Even as companies grew, you started hearing things like: 

“Marketing, we need growth now.”

“We need to hold Marketing accountable.”

“Our last CMO couldn’t drive the growth we needed.”

“Marketing is responsible for growth. Together with Sales.”

“We need to get back to growth – Marketing, what’s the problem?”

The problem? 

Companies want growth without understanding what it takes to get it. 

Companies want growth based on a complete misunderstanding of what growth actually is.

To be clear, growth is not simply the result of activities from Marketing and Sales. 

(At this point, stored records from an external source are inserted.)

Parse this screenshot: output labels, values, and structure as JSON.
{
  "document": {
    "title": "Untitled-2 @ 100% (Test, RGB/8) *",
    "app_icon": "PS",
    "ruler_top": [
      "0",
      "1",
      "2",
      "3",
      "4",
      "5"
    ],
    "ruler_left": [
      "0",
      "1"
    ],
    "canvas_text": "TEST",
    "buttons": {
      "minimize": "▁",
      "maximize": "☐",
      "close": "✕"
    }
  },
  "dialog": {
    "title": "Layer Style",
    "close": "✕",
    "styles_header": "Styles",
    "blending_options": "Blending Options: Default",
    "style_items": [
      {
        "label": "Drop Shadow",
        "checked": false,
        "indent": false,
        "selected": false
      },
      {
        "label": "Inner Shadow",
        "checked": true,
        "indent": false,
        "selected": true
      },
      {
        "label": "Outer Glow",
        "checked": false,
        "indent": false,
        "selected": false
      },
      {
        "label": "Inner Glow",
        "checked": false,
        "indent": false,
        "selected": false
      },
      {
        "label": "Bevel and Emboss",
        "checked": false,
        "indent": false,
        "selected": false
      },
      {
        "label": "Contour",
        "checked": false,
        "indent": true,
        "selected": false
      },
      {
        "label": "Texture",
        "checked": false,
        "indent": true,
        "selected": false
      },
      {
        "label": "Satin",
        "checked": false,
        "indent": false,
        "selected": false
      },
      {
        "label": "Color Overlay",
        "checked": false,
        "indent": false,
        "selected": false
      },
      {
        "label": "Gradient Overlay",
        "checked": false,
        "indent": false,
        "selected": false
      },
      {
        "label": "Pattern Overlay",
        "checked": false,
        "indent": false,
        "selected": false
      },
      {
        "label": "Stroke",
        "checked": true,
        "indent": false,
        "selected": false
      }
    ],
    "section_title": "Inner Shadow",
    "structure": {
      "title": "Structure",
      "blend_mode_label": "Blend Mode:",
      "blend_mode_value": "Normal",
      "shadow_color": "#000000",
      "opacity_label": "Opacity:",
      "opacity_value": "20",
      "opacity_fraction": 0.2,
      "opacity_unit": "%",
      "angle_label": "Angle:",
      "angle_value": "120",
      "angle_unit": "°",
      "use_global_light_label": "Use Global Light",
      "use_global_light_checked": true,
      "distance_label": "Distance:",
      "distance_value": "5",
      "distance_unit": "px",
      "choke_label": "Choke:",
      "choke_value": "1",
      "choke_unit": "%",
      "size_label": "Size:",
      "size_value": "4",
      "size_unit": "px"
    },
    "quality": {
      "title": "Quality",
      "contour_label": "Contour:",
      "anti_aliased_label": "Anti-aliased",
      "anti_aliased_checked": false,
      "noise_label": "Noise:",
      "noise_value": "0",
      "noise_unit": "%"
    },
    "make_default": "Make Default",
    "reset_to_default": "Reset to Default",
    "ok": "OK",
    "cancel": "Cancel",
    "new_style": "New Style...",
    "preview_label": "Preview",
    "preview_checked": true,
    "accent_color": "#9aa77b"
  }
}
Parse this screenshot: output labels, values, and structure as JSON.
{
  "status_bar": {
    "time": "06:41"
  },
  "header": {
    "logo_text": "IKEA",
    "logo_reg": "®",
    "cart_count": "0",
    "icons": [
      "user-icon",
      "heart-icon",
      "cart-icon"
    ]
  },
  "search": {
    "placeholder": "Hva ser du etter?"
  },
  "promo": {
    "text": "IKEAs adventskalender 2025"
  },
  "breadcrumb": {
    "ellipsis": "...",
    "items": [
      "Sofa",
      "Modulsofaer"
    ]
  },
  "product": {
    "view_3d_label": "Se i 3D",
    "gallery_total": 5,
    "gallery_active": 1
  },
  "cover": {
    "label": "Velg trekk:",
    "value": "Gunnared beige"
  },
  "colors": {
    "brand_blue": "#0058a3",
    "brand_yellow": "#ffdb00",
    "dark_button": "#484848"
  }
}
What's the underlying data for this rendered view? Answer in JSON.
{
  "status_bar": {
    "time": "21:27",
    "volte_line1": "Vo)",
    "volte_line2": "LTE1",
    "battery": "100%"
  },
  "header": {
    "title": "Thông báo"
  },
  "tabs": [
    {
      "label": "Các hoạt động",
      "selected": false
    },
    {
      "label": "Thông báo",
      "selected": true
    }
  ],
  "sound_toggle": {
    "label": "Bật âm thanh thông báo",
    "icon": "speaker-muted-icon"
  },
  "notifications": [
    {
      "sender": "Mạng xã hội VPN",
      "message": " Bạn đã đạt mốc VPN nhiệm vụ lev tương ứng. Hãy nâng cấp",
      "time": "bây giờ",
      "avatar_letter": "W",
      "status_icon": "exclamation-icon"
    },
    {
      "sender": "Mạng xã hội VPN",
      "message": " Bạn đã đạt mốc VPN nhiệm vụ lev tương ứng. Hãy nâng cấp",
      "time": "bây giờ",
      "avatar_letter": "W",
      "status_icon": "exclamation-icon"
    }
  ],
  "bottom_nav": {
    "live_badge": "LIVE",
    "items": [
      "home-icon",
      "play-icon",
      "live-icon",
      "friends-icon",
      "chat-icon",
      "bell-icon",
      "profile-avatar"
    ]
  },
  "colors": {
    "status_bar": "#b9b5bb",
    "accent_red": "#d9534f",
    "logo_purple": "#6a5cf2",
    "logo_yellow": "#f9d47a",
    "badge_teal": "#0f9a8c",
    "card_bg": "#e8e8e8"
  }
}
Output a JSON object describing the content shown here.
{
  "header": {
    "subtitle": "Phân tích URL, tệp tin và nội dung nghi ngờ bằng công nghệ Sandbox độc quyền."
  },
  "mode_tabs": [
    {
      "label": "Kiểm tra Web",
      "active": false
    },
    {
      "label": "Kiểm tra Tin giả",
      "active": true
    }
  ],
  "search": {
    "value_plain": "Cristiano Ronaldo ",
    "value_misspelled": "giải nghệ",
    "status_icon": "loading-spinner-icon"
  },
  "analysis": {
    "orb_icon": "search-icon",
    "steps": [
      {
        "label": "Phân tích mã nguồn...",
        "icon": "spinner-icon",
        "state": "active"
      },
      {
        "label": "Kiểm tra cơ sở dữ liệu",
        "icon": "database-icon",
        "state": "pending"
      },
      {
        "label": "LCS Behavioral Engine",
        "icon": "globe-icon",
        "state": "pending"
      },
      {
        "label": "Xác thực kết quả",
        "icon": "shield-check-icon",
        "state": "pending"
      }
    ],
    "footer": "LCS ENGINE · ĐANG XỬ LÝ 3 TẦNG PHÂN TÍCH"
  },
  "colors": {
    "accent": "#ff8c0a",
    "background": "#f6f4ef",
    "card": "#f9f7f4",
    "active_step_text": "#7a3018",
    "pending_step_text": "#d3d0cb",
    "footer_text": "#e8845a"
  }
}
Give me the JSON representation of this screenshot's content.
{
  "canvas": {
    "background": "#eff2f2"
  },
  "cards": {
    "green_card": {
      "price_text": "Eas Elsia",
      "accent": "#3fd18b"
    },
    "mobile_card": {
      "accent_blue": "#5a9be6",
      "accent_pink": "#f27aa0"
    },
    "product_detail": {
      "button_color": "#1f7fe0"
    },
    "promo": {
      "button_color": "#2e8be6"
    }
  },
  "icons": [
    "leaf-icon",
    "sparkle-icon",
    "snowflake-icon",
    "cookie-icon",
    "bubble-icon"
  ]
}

Growth is what you learn to attract. When you start with a clear growth hypothesis. When Leadership is aligned on how to approach it. And when Marketing is executing within a process that is designed to learn about high-impact efforts for growth. 

And to be really clear, a growth hypothesis is not a set of projections in a spreadsheet. 

A growth hypothesis is your take on the primary way your company will drive growth over the next 12+ months. It includes your growth model (sales-led, content-led, etc.), how buyers will experience your value pre purchase, what channels they prefer and what metrics map to this growth scenario.

So what happens when you don’t have a growth hypothesis? 

Exactly what you see in most companies: 

- Incomplete experimentation

- Leaders critiquing the tactics

- Accepting diminishing returns

- Scrambling to make the quarter

- Slipping into tactics we don’t love

All in the name of driving growth. Except it isn’t real growth. Certainly not sustainable growth. 

Because simply executing marketing tactics isn’t how growth happens. 

It’s what we’ve somehow been tricked into believing. 

Companies are basically trying to hack their way to growth without fully admitting it. 

And here’s the punchline: 

Until the company has a well-defined growth hypothesis, Marketing will not be reaching its potential. Because the team won’t be working on the highest value initiatives. 

But Marketing gets blamed for not driving enough growth and CMOs get replaced. 

Marketing is actually set up for failure in most cases because of this. 

But let’s not accept some kind of victim role here. It’s just time to break this cycle. 

It’s time to get out of the tactical, lower value work and instead pursue higher impact from bigger bets within a well-defined growth hypothesis. One we facilitate the development of together with Leadership. So that we change the belief that Marketing somehow equals growth. 

- Your partners in growth at Elevate Demand